The industry is still treading too carefully around the topic of collaboration as they fear that sharing too much could jeopardies their intellectual property. But ring-fencing sacred information and sharing the rest is essential in seeking out new channels to transfer technologies into the oil and gas industry – medicine and aviation remain firm favorites. Boosting the level of standardization is also key. A transparent set of best practices for crossover technologies could help initiate change in oil and gas - an industry deeply entrenched in aged practices - and ease shareholders’ reluctance to explore new territory.
Energy companies eyeing crossover technologies also need to make sure they finish the job. Lessons on how best to use digital platforms in oil and gas have partly been gleaned from other industries.
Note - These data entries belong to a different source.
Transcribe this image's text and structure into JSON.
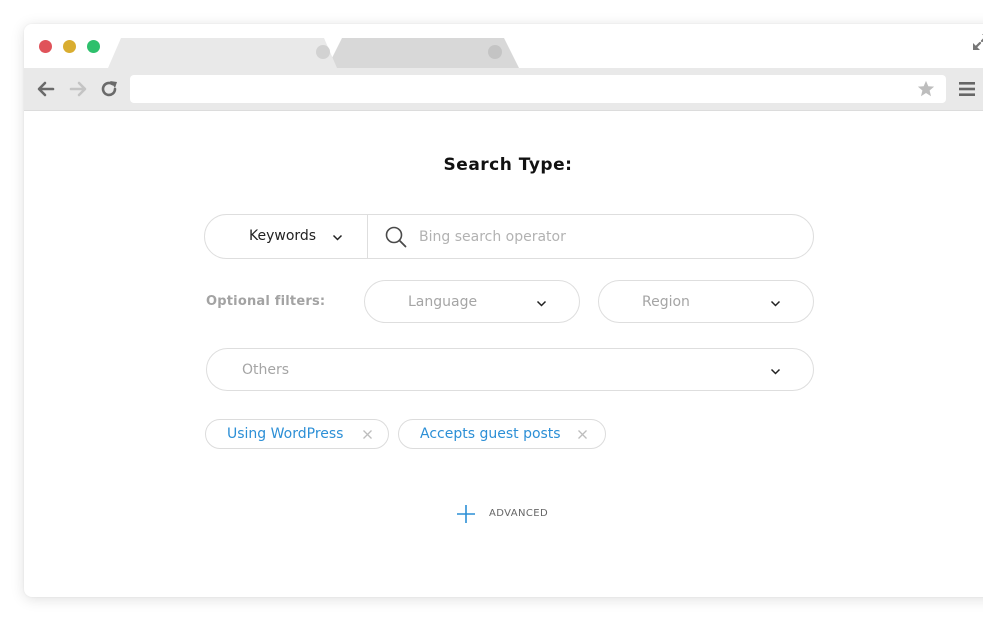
{
  "browser": {
    "address_value": "",
    "icons": {
      "back": "arrow-left-icon",
      "forward": "arrow-right-icon",
      "reload": "reload-icon",
      "bookmark": "star-icon",
      "menu": "hamburger-menu-icon",
      "fullscreen": "expand-arrows-icon"
    },
    "traffic_lights": [
      "#e0535a",
      "#d9ad30",
      "#2ec06c"
    ]
  },
  "page": {
    "title": "Search Type:"
  },
  "search": {
    "type_selected": "Keywords",
    "placeholder": "Bing search operator",
    "value": ""
  },
  "filters": {
    "label": "Optional filters:",
    "language": "Language",
    "region": "Region",
    "others": "Others"
  },
  "tags": [
    {
      "label": "Using WordPress"
    },
    {
      "label": "Accepts guest posts"
    }
  ],
  "advanced": {
    "label": "ADVANCED"
  },
  "colors": {
    "accent": "#2c8fd6",
    "muted_text": "#a5a5a5",
    "border": "#dedede"
  }
}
But there is an inconsistency in application – digital information from an oil field is passed through the operational chain on PDFs and paper.
Companies must first overcome their fear of first-mover disadvantage and must seek strategical guidance from the many success stories. The Canada Oil Sands Innovation Alliance (COSIA) was launched in 2012 and provides a blueprint for collaboration and is a great example of a joint approach to improving the sector’s environmental impact, with over 800 distinct technologies and innovations shared so far. Lower oil prices need not dampen companies’ hunger for innovation, as illustrated by Shell when it established "GameChanger" during a down cycle in 1996. GameChanger is based upon the exploratory thinking of Silicon Valley and has engaged 1,700 innovators and turned more than one hundred ideas into reality.
The energy industry has already embraced the concept of crossover technologies, especially the significant savings in research and development. But a theory means little without real-life application and the industry cannot afford to wait.
About The Author:
VP Middle East – Oil & Gas and Industrial Segments, Schneider Electric.
He has held a number of key leadership roles throughout his 15 year experience in the gulf region, where he successfully led highly-reputed specialized Energy Services and Energy Management companies' organization's growth and sales strategies across the Gulf region, covering Power Generation Services and I(W)PP projects, and driving significant expansion of solutions available for the Transmission& Distribution, Smart Grid, Oil & Gas, and Industrial Services segments. Ghassan holds a bachelor degree in mechanical engineering from the University of Jordan.
Source: The Gulf Intelligence
LR Energy: http://www.lr.org/en/energy/technology-and-innovation/technology-and-innovation-radar/